**Task to complete**
A verbatim copy of all the data is required; the pictures should not appear in it.

**Records**
══════════════════════════════

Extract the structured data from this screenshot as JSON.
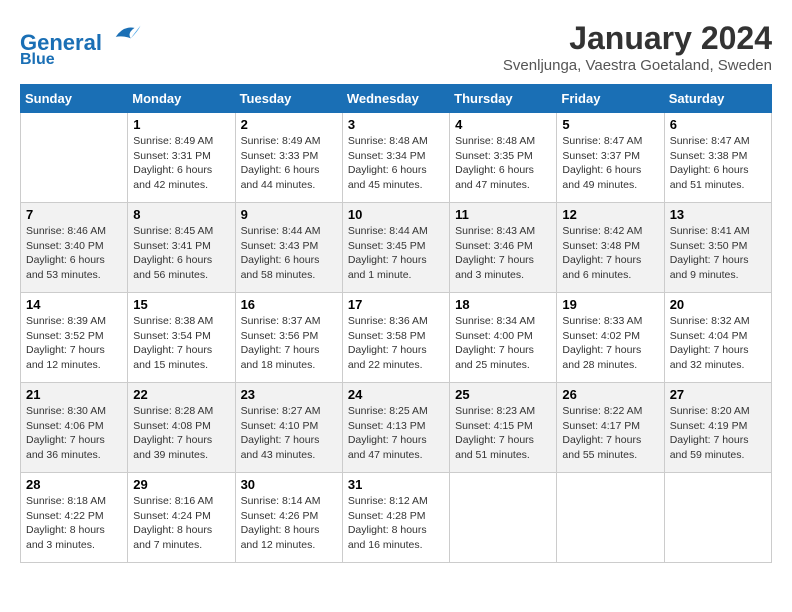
{
  "header": {
    "logo_line1": "General",
    "logo_line2": "Blue",
    "month": "January 2024",
    "location": "Svenljunga, Vaestra Goetaland, Sweden"
  },
  "weekdays": [
    "Sunday",
    "Monday",
    "Tuesday",
    "Wednesday",
    "Thursday",
    "Friday",
    "Saturday"
  ],
  "weeks": [
    [
      {
        "day": "",
        "info": ""
      },
      {
        "day": "1",
        "info": "Sunrise: 8:49 AM\nSunset: 3:31 PM\nDaylight: 6 hours\nand 42 minutes."
      },
      {
        "day": "2",
        "info": "Sunrise: 8:49 AM\nSunset: 3:33 PM\nDaylight: 6 hours\nand 44 minutes."
      },
      {
        "day": "3",
        "info": "Sunrise: 8:48 AM\nSunset: 3:34 PM\nDaylight: 6 hours\nand 45 minutes."
      },
      {
        "day": "4",
        "info": "Sunrise: 8:48 AM\nSunset: 3:35 PM\nDaylight: 6 hours\nand 47 minutes."
      },
      {
        "day": "5",
        "info": "Sunrise: 8:47 AM\nSunset: 3:37 PM\nDaylight: 6 hours\nand 49 minutes."
      },
      {
        "day": "6",
        "info": "Sunrise: 8:47 AM\nSunset: 3:38 PM\nDaylight: 6 hours\nand 51 minutes."
      }
    ],
    [
      {
        "day": "7",
        "info": "Sunrise: 8:46 AM\nSunset: 3:40 PM\nDaylight: 6 hours\nand 53 minutes."
      },
      {
        "day": "8",
        "info": "Sunrise: 8:45 AM\nSunset: 3:41 PM\nDaylight: 6 hours\nand 56 minutes."
      },
      {
        "day": "9",
        "info": "Sunrise: 8:44 AM\nSunset: 3:43 PM\nDaylight: 6 hours\nand 58 minutes."
      },
      {
        "day": "10",
        "info": "Sunrise: 8:44 AM\nSunset: 3:45 PM\nDaylight: 7 hours\nand 1 minute."
      },
      {
        "day": "11",
        "info": "Sunrise: 8:43 AM\nSunset: 3:46 PM\nDaylight: 7 hours\nand 3 minutes."
      },
      {
        "day": "12",
        "info": "Sunrise: 8:42 AM\nSunset: 3:48 PM\nDaylight: 7 hours\nand 6 minutes."
      },
      {
        "day": "13",
        "info": "Sunrise: 8:41 AM\nSunset: 3:50 PM\nDaylight: 7 hours\nand 9 minutes."
      }
    ],
    [
      {
        "day": "14",
        "info": "Sunrise: 8:39 AM\nSunset: 3:52 PM\nDaylight: 7 hours\nand 12 minutes."
      },
      {
        "day": "15",
        "info": "Sunrise: 8:38 AM\nSunset: 3:54 PM\nDaylight: 7 hours\nand 15 minutes."
      },
      {
        "day": "16",
        "info": "Sunrise: 8:37 AM\nSunset: 3:56 PM\nDaylight: 7 hours\nand 18 minutes."
      },
      {
        "day": "17",
        "info": "Sunrise: 8:36 AM\nSunset: 3:58 PM\nDaylight: 7 hours\nand 22 minutes."
      },
      {
        "day": "18",
        "info": "Sunrise: 8:34 AM\nSunset: 4:00 PM\nDaylight: 7 hours\nand 25 minutes."
      },
      {
        "day": "19",
        "info": "Sunrise: 8:33 AM\nSunset: 4:02 PM\nDaylight: 7 hours\nand 28 minutes."
      },
      {
        "day": "20",
        "info": "Sunrise: 8:32 AM\nSunset: 4:04 PM\nDaylight: 7 hours\nand 32 minutes."
      }
    ],
    [
      {
        "day": "21",
        "info": "Sunrise: 8:30 AM\nSunset: 4:06 PM\nDaylight: 7 hours\nand 36 minutes."
      },
      {
        "day": "22",
        "info": "Sunrise: 8:28 AM\nSunset: 4:08 PM\nDaylight: 7 hours\nand 39 minutes."
      },
      {
        "day": "23",
        "info": "Sunrise: 8:27 AM\nSunset: 4:10 PM\nDaylight: 7 hours\nand 43 minutes."
      },
      {
        "day": "24",
        "info": "Sunrise: 8:25 AM\nSunset: 4:13 PM\nDaylight: 7 hours\nand 47 minutes."
      },
      {
        "day": "25",
        "info": "Sunrise: 8:23 AM\nSunset: 4:15 PM\nDaylight: 7 hours\nand 51 minutes."
      },
      {
        "day": "26",
        "info": "Sunrise: 8:22 AM\nSunset: 4:17 PM\nDaylight: 7 hours\nand 55 minutes."
      },
      {
        "day": "27",
        "info": "Sunrise: 8:20 AM\nSunset: 4:19 PM\nDaylight: 7 hours\nand 59 minutes."
      }
    ],
    [
      {
        "day": "28",
        "info": "Sunrise: 8:18 AM\nSunset: 4:22 PM\nDaylight: 8 hours\nand 3 minutes."
      },
      {
        "day": "29",
        "info": "Sunrise: 8:16 AM\nSunset: 4:24 PM\nDaylight: 8 hours\nand 7 minutes."
      },
      {
        "day": "30",
        "info": "Sunrise: 8:14 AM\nSunset: 4:26 PM\nDaylight: 8 hours\nand 12 minutes."
      },
      {
        "day": "31",
        "info": "Sunrise: 8:12 AM\nSunset: 4:28 PM\nDaylight: 8 hours\nand 16 minutes."
      },
      {
        "day": "",
        "info": ""
      },
      {
        "day": "",
        "info": ""
      },
      {
        "day": "",
        "info": ""
      }
    ]
  ]
}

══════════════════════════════

**Your solution**
Extract the structured data from this screenshot as JSON.
{
  "header": {
    "logo_line1": "General",
    "logo_line2": "Blue",
    "month": "January 2024",
    "location": "Svenljunga, Vaestra Goetaland, Sweden"
  },
  "weekdays": [
    "Sunday",
    "Monday",
    "Tuesday",
    "Wednesday",
    "Thursday",
    "Friday",
    "Saturday"
  ],
  "weeks": [
    [
      {
        "day": "",
        "info": ""
      },
      {
        "day": "1",
        "info": "Sunrise: 8:49 AM\nSunset: 3:31 PM\nDaylight: 6 hours\nand 42 minutes."
      },
      {
        "day": "2",
        "info": "Sunrise: 8:49 AM\nSunset: 3:33 PM\nDaylight: 6 hours\nand 44 minutes."
      },
      {
        "day": "3",
        "info": "Sunrise: 8:48 AM\nSunset: 3:34 PM\nDaylight: 6 hours\nand 45 minutes."
      },
      {
        "day": "4",
        "info": "Sunrise: 8:48 AM\nSunset: 3:35 PM\nDaylight: 6 hours\nand 47 minutes."
      },
      {
        "day": "5",
        "info": "Sunrise: 8:47 AM\nSunset: 3:37 PM\nDaylight: 6 hours\nand 49 minutes."
      },
      {
        "day": "6",
        "info": "Sunrise: 8:47 AM\nSunset: 3:38 PM\nDaylight: 6 hours\nand 51 minutes."
      }
    ],
    [
      {
        "day": "7",
        "info": "Sunrise: 8:46 AM\nSunset: 3:40 PM\nDaylight: 6 hours\nand 53 minutes."
      },
      {
        "day": "8",
        "info": "Sunrise: 8:45 AM\nSunset: 3:41 PM\nDaylight: 6 hours\nand 56 minutes."
      },
      {
        "day": "9",
        "info": "Sunrise: 8:44 AM\nSunset: 3:43 PM\nDaylight: 6 hours\nand 58 minutes."
      },
      {
        "day": "10",
        "info": "Sunrise: 8:44 AM\nSunset: 3:45 PM\nDaylight: 7 hours\nand 1 minute."
      },
      {
        "day": "11",
        "info": "Sunrise: 8:43 AM\nSunset: 3:46 PM\nDaylight: 7 hours\nand 3 minutes."
      },
      {
        "day": "12",
        "info": "Sunrise: 8:42 AM\nSunset: 3:48 PM\nDaylight: 7 hours\nand 6 minutes."
      },
      {
        "day": "13",
        "info": "Sunrise: 8:41 AM\nSunset: 3:50 PM\nDaylight: 7 hours\nand 9 minutes."
      }
    ],
    [
      {
        "day": "14",
        "info": "Sunrise: 8:39 AM\nSunset: 3:52 PM\nDaylight: 7 hours\nand 12 minutes."
      },
      {
        "day": "15",
        "info": "Sunrise: 8:38 AM\nSunset: 3:54 PM\nDaylight: 7 hours\nand 15 minutes."
      },
      {
        "day": "16",
        "info": "Sunrise: 8:37 AM\nSunset: 3:56 PM\nDaylight: 7 hours\nand 18 minutes."
      },
      {
        "day": "17",
        "info": "Sunrise: 8:36 AM\nSunset: 3:58 PM\nDaylight: 7 hours\nand 22 minutes."
      },
      {
        "day": "18",
        "info": "Sunrise: 8:34 AM\nSunset: 4:00 PM\nDaylight: 7 hours\nand 25 minutes."
      },
      {
        "day": "19",
        "info": "Sunrise: 8:33 AM\nSunset: 4:02 PM\nDaylight: 7 hours\nand 28 minutes."
      },
      {
        "day": "20",
        "info": "Sunrise: 8:32 AM\nSunset: 4:04 PM\nDaylight: 7 hours\nand 32 minutes."
      }
    ],
    [
      {
        "day": "21",
        "info": "Sunrise: 8:30 AM\nSunset: 4:06 PM\nDaylight: 7 hours\nand 36 minutes."
      },
      {
        "day": "22",
        "info": "Sunrise: 8:28 AM\nSunset: 4:08 PM\nDaylight: 7 hours\nand 39 minutes."
      },
      {
        "day": "23",
        "info": "Sunrise: 8:27 AM\nSunset: 4:10 PM\nDaylight: 7 hours\nand 43 minutes."
      },
      {
        "day": "24",
        "info": "Sunrise: 8:25 AM\nSunset: 4:13 PM\nDaylight: 7 hours\nand 47 minutes."
      },
      {
        "day": "25",
        "info": "Sunrise: 8:23 AM\nSunset: 4:15 PM\nDaylight: 7 hours\nand 51 minutes."
      },
      {
        "day": "26",
        "info": "Sunrise: 8:22 AM\nSunset: 4:17 PM\nDaylight: 7 hours\nand 55 minutes."
      },
      {
        "day": "27",
        "info": "Sunrise: 8:20 AM\nSunset: 4:19 PM\nDaylight: 7 hours\nand 59 minutes."
      }
    ],
    [
      {
        "day": "28",
        "info": "Sunrise: 8:18 AM\nSunset: 4:22 PM\nDaylight: 8 hours\nand 3 minutes."
      },
      {
        "day": "29",
        "info": "Sunrise: 8:16 AM\nSunset: 4:24 PM\nDaylight: 8 hours\nand 7 minutes."
      },
      {
        "day": "30",
        "info": "Sunrise: 8:14 AM\nSunset: 4:26 PM\nDaylight: 8 hours\nand 12 minutes."
      },
      {
        "day": "31",
        "info": "Sunrise: 8:12 AM\nSunset: 4:28 PM\nDaylight: 8 hours\nand 16 minutes."
      },
      {
        "day": "",
        "info": ""
      },
      {
        "day": "",
        "info": ""
      },
      {
        "day": "",
        "info": ""
      }
    ]
  ]
}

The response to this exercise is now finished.